people in Iran understand and agree with the "non-negotiable
demands of human dignity" that the President expressed and
listed in the State of the Union address: "the rule of law,
limits on the power of the state, respect for women, private property,
free speech, equal justice, and religious tolerance." This
is what we seek and this is what we are fighting for.
Despite press reports to the contrary, no presidential decision
has been made about a military attack on Iraq. There has been
talk about resuming the inspections, the regime that Iraq, in
accordance with the UN resolution, agreed to after the end of
the Persian Gulf War, but then denied access to UN inspectors.
We are now asking for access again, for a verifiable, independent
inspection regime, under the auspices of the United Nations, that
calls Saddam Hussein on his bluff, basically by saying, if what
you're saying is true, then allow our people to come in and verify.
We cannot, and we will not, tolerate the current rule of terror
and the deployment and development of weapons of mass destruction
that is occurring now in Iraq. We cannot wait until Iraq commits
a new outrage.
In all of this, we need Germany's support and we need Europe's
support. I think we all agree that the threat is very real and
that the development and the pursuit of weapons of mass destruction
is a fact. European nations can address this fundamental problem
through their contacts with Iran, Iraq and North Korea. We can't
do this alone. We can't win this war on terrorism alone. We need
cooperation and intelligence - and cognition in the areas of law
enforcement, border patrol, and finance. All of these are critical
to rooting out terrorist cells in Europe, and beyond.
And to those who ask if we cannot take alternative action, short
of force (and of course, force is always our last resort, not
our first), we ask -- if everything else fails, what are we then
to do against states that harbor terrorists and that aggressively
pursue weapons of mass destruction? What is the alternative?

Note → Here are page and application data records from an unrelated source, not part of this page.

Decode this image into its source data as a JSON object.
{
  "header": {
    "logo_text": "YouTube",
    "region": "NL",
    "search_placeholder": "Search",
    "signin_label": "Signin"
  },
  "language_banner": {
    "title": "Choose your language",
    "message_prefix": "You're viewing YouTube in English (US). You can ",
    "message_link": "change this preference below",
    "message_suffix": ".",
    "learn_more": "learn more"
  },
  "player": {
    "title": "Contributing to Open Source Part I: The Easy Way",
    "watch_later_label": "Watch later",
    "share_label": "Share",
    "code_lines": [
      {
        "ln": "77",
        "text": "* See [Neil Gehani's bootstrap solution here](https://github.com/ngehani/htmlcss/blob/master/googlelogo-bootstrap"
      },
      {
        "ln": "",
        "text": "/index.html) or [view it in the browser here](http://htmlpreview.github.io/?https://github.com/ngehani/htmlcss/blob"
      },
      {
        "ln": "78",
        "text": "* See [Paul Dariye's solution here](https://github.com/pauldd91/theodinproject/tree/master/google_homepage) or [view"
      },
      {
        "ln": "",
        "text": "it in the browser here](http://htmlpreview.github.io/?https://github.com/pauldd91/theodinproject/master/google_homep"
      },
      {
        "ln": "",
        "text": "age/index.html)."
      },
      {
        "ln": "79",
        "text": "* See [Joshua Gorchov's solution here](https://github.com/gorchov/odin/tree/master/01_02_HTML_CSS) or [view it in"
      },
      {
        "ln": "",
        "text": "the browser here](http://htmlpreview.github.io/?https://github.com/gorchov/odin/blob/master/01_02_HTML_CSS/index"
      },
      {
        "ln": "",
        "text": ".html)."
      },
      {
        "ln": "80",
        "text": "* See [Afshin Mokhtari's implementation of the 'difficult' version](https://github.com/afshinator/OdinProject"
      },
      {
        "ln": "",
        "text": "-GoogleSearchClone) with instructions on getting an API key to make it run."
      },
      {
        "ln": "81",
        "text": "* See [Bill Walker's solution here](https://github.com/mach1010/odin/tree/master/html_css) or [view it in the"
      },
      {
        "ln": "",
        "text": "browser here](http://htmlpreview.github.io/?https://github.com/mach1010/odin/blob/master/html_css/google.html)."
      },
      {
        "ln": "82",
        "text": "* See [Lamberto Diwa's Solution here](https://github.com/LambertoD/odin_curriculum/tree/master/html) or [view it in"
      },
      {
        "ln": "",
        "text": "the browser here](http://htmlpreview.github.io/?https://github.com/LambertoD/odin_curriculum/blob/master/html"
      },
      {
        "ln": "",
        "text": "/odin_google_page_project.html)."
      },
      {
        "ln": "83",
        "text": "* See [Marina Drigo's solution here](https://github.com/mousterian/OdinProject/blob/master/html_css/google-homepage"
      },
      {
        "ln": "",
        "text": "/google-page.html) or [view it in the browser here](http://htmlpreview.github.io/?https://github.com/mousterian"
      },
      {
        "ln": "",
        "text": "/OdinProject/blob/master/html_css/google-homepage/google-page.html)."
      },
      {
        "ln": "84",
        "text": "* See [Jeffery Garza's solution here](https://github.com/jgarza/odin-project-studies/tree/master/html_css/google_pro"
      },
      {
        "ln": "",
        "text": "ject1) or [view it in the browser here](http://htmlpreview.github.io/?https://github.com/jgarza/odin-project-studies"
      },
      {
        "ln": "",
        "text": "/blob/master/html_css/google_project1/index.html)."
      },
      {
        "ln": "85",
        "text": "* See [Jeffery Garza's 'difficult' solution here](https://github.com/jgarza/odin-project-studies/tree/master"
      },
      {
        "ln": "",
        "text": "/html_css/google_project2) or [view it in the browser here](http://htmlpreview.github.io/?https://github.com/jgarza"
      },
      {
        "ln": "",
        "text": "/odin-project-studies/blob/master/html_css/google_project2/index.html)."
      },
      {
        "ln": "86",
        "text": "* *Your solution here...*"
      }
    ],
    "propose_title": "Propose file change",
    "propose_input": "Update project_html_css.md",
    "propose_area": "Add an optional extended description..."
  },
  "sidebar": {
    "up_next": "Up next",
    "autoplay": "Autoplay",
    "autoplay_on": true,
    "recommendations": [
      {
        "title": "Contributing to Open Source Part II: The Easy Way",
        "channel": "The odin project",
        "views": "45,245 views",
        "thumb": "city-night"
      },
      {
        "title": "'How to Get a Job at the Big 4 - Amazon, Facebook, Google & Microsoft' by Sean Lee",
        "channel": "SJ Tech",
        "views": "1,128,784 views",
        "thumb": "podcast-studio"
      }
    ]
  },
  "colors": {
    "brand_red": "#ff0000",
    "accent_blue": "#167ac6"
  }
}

Are
we to wait for a new attack before we take further action?
We don't have to agree on every point, every strategy, but I think
it is important to keep our disagreement within the family --
because we are a family -- rather than have it conducted via the
In conclusion, let me say that skeptics to the contrary, both
European and American governments have and can respond with unforeseen
energy and focus -- and indeed find common ground.
When our principles coincide, we can find flexible solutions to
the distinctive differences in our legal and political systems.
From diplomacy to law enforcement, these relationships, unnoticed
in normal times, are the glue that makes the transatlantic relationship
A recent editorial in the Wall Street Journal put it very well:
"Ultimately, the U.S. and Europe share a common set of political
and social values, as well as vital economic ties, built up over
3 centuries of interdependence. No in-house dispute...should ever
be allowed to change that."
President Bush, Secretary of State Powell, UN Secretary Kofi Annan
have all said repeatedly that out of this evil can come good,
that the potential for international cooperation across a broad
range of issues has never been greater.
They have talked about hope -- in a different context perhaps
than Secretary of State Byrnes 55 years ago, but just as valid.
Since the establishment of the first German-American friendship
clubs in the American Zone years ago, institutions like the Byrnes
Institute, have been places where we've been able to meet and
discuss issues of importance. I'm certainly grateful, most grateful
for the opportunity to be here with you this evening and to speak
about an issue that is of vital importance to the future of our
two countries, to the future of Europe and the future of the world.
I thank you for your patience.
Meine Freunde, vielen Dank.